. There are many weaknesses in the church, I can tell you that, up to this day. There are many, many irregularities but we are trying to change them and you cannot change them by just being on the touch line like in a football game.

. (Joe Seremane - 1987) ... options have not been tried and through my experience I think you can achieve quite a lot without resorting to violence and for that you become very unpopular so you are insensitive to the suffering of people. But I would say to people I am still suffering, my people are suffering, my children are suffering, I am not being insensitive. I am just trying to extend myself beyond my present circumstances and I don't want to be totally ruled by my anger. I have to channel my anger into something more constructive. You reach a point where you are in no man's land and that's the price.

. (Beyers Naudé - 1987) And he has interceded in so many situations where there were serious conflicts and he risked his safety and his wife's in order to reconcile people and in order to ... with the authorities what they were doing.

. (1987 - in Soweto) ... they are being brutalised. What sense of justice would they ever accept and now they are going to be ... (unintelligible)  

. (Charles - our Charles from Namibia) I cannot forget the day when he realised that I, this Charles Ndabeni, who was a son of this man who was turned a key state witness against him, it was my father, a close friend of Joe Seremane. But when I was employed he didn't know who I was. It took some time and when they realised I thought that it was going to be a total breakdown and they accepted me and helped me to understand the other side of me, the bitterness I had against my father and with his interaction and his guidance I did something that will forever change my life when I brought the two of them together. I wasn't sure as to what was going to happen and there was no movement for about a minute. Suddenly I saw Joe rise up from his seat and going closer to my father and they just hugged each other. It was an emotional experience for myself. But Joe, I understand why he did it. Some of us were very strong, he was subjected to torture, any person could succumb. You know there was a lot of understanding on his side that helped him, my father, to say this is a real man of God. Very few can do that, can go the distance in helping the other person to understand that there is no bitterness, there is no revenge, there is no anger. And this is who Joe Seremane is.

. Joe Seremane made a personal pilgrimage to the little stone church on Robben Island. Much has happened in the life of this ex-convict since he arrived on Robben Island 35 years ago and all this has helped change the man who now heads the newly appointed Commission on the restitution of land rights.

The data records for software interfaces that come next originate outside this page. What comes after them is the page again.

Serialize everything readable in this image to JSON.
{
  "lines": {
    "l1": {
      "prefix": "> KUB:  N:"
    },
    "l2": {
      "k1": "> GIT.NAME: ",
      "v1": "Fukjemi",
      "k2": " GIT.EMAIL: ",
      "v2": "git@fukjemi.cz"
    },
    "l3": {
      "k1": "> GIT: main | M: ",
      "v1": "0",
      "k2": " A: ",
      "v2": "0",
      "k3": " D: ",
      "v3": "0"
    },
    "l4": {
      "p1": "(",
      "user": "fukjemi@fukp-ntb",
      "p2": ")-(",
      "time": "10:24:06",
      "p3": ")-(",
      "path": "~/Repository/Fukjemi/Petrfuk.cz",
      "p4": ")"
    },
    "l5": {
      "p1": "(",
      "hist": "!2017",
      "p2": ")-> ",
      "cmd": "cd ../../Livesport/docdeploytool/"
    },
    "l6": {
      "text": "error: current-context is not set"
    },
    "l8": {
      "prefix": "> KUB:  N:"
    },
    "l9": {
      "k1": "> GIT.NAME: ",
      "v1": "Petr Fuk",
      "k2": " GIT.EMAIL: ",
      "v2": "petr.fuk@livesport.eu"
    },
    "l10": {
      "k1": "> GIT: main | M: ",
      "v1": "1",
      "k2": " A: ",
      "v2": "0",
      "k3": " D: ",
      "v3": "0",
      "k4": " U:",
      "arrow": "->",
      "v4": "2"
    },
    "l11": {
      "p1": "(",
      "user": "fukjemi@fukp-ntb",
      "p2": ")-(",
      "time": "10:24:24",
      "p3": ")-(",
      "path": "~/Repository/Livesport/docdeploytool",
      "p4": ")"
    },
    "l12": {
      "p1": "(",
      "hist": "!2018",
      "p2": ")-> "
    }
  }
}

. I thank God that he has helped me and many others to be alive at this time, but my circumstances have changed and I thank God for that, not only for myself, for many other people. ... come back and what we need is prayer for strength to heal those wounds, to reconcile.  I think of my brother who was not that fortunate, he never set foot on the Island but he went into exile and he has not come back and I will never meet him again. We have just heard that it is 12 years that he is dead, not that anyone has been honourable and honest enough to come and tell us. I thank God that many of us, many people who have this kind of wound ... I think if I am prepared to forgive, I am prepared to forgive them for that and throw in my lot to support the good things that they are doing, why shouldn't I pray and forgive also the ones who jailed me, also give them forgiveness and I pray for strength to do that. To do that I think is very difficult, to forgive, but I am praying that myself and the country we must learn to forgive each other so we can reconcile and build a better country, that we never have to go back to the things that I have seen, I hope.

This resource is hosted by the Nelson Mandela Foundation, but was compiled and authored by Padraig O’Malley. Return to theThis resource is hosted by the site.